# Exercise details
Copy each line of the records that includes "album".

-.-.-

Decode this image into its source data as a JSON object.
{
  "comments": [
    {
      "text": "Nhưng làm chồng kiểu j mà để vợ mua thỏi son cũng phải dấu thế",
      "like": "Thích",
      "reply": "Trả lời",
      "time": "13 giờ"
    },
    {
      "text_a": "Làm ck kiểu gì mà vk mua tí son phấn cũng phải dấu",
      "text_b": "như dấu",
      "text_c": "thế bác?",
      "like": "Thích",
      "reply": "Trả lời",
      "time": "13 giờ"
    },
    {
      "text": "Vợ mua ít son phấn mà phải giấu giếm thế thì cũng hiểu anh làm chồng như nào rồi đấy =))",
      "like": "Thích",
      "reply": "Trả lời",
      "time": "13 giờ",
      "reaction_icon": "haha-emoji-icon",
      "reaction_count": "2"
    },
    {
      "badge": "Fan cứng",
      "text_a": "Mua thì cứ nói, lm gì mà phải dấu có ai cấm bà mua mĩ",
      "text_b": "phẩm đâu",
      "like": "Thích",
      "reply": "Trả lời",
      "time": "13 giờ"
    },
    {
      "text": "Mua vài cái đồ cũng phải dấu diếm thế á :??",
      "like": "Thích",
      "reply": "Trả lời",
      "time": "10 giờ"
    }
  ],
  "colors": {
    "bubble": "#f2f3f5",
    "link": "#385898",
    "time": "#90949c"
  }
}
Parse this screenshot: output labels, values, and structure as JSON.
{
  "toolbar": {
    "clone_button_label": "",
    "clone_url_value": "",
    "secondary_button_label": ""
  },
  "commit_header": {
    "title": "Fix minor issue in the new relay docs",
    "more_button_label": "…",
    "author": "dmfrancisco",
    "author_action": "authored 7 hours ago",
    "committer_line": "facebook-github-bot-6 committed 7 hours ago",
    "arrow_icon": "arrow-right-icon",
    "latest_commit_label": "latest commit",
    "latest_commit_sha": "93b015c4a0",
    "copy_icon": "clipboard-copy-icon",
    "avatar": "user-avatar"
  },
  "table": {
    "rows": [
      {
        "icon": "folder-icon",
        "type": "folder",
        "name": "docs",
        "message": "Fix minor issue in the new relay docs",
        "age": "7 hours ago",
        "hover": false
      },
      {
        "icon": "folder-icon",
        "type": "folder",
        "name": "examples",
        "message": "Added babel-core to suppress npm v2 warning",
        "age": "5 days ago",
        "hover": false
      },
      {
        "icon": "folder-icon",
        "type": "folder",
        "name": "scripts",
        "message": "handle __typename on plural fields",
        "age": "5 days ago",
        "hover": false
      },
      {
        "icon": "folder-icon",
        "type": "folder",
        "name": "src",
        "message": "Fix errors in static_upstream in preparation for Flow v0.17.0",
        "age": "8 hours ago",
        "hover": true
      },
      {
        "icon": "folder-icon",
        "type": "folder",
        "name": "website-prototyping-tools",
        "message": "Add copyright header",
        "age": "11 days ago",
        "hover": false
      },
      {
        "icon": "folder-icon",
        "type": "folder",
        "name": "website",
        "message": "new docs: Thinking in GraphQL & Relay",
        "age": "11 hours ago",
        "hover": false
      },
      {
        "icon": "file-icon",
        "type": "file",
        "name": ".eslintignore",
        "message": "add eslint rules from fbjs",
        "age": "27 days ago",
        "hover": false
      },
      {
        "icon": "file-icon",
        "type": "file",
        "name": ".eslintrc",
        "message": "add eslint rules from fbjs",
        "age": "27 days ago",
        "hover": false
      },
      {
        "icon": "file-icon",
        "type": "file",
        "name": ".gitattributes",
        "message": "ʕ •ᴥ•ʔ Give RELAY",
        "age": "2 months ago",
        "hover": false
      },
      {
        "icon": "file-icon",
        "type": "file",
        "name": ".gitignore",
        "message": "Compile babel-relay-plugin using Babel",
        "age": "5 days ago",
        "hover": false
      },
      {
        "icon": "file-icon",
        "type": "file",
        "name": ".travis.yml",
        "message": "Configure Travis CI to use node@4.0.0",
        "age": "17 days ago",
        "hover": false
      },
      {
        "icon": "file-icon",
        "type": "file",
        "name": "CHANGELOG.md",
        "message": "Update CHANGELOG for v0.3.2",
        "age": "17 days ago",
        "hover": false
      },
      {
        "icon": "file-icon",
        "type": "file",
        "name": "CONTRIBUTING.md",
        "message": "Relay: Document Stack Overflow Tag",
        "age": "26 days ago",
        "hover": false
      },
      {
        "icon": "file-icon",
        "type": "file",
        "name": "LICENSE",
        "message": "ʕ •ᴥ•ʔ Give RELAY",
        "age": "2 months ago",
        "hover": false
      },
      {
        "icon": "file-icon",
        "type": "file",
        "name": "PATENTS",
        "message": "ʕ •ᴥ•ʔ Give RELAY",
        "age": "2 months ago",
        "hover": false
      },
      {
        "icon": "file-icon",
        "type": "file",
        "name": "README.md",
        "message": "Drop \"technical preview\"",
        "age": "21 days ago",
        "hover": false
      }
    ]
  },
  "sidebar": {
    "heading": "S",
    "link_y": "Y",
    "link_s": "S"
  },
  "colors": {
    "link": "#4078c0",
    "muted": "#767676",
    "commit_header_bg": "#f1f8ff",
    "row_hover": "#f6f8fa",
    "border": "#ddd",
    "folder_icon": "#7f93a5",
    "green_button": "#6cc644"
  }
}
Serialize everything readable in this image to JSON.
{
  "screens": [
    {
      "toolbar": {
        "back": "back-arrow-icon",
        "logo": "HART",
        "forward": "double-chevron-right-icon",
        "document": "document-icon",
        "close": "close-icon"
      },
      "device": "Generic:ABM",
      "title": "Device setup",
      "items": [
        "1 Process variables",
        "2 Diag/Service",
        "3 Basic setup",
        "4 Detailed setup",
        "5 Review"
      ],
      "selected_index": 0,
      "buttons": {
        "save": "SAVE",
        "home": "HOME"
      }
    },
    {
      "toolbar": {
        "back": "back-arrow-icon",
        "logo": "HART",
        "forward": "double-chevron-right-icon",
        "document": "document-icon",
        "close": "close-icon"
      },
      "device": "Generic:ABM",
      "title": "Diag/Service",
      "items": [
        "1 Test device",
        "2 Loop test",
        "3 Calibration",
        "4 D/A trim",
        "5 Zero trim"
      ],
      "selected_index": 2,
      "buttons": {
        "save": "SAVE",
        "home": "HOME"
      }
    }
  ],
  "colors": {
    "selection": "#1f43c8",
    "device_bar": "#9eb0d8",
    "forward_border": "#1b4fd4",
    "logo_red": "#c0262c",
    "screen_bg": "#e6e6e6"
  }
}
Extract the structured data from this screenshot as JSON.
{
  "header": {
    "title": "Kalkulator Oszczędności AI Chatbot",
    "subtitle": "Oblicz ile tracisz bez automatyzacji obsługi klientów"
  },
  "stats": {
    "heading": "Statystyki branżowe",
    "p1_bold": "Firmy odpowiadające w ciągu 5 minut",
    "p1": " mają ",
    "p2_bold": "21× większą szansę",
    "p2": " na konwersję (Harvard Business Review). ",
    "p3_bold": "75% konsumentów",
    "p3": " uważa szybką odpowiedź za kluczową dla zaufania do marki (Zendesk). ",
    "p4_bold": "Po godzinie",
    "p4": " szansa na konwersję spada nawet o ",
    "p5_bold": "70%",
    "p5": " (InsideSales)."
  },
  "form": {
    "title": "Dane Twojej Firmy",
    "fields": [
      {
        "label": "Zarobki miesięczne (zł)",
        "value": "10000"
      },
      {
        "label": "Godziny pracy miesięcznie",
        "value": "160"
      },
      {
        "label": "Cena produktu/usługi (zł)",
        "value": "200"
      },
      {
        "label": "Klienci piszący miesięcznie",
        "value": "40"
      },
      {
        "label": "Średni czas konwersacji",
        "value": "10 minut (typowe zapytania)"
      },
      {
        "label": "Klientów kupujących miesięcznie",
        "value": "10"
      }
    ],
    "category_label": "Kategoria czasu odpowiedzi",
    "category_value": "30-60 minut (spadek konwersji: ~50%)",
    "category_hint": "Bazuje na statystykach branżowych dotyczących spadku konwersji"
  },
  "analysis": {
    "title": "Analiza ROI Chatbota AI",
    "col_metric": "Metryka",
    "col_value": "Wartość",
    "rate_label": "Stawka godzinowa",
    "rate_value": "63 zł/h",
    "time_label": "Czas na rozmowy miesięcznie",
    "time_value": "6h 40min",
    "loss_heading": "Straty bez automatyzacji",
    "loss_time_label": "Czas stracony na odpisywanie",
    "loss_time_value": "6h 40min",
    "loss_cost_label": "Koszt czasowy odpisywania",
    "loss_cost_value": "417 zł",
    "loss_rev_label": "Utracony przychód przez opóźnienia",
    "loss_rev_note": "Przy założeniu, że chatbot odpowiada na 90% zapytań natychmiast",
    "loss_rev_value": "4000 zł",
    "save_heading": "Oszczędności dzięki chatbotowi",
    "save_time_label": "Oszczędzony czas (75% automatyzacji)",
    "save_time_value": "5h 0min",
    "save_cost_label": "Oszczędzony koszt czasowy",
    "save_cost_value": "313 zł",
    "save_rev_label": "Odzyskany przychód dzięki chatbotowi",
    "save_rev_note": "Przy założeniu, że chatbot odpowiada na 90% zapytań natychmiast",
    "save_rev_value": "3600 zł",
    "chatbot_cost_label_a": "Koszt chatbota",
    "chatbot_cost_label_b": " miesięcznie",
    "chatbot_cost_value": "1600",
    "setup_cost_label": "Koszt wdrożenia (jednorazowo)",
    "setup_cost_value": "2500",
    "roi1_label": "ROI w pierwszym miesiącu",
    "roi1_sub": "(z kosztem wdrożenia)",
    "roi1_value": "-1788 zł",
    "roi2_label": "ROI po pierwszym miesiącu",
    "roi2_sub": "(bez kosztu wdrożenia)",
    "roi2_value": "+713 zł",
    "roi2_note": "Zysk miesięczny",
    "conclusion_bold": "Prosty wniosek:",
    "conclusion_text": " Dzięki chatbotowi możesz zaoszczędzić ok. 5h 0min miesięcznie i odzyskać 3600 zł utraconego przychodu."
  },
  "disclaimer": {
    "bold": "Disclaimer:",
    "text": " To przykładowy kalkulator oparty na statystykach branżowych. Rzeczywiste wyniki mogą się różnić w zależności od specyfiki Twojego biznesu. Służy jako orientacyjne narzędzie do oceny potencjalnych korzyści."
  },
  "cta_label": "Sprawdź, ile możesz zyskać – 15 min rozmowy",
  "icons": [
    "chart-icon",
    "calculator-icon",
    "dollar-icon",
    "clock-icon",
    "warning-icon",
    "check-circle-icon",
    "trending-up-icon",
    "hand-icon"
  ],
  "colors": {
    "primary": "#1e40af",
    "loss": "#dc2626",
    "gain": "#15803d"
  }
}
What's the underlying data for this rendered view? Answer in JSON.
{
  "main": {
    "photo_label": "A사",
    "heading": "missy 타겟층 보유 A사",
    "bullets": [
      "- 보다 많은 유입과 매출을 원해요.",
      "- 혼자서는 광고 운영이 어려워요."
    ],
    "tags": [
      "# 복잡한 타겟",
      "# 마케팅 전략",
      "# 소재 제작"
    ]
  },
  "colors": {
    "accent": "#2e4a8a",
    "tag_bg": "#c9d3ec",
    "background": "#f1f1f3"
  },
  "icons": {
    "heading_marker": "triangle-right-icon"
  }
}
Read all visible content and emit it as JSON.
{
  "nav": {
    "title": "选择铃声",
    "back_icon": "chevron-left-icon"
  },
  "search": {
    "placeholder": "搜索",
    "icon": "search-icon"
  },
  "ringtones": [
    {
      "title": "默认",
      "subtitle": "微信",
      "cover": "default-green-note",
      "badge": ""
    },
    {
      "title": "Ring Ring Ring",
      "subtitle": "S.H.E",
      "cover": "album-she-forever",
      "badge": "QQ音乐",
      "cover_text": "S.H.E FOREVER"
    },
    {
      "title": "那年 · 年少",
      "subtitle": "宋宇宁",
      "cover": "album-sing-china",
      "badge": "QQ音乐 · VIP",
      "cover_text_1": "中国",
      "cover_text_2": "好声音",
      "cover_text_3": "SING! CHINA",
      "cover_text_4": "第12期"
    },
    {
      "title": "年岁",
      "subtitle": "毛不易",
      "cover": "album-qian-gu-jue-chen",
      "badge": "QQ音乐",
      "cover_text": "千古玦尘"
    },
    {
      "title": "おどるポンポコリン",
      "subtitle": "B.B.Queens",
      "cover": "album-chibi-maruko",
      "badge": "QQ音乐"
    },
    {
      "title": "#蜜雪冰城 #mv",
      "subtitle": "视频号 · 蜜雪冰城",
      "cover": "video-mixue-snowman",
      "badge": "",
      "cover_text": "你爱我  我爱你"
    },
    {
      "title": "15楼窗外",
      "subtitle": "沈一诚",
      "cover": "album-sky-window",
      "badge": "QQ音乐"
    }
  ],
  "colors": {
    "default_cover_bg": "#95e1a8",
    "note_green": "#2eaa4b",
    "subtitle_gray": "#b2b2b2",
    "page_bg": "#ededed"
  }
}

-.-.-

# Solution to the problem
      "cover": "album-she-forever",
      "cover": "album-sing-china",
      "cover": "album-qian-gu-jue-chen",
      "cover": "album-chibi-maruko",
      "cover": "album-sky-window",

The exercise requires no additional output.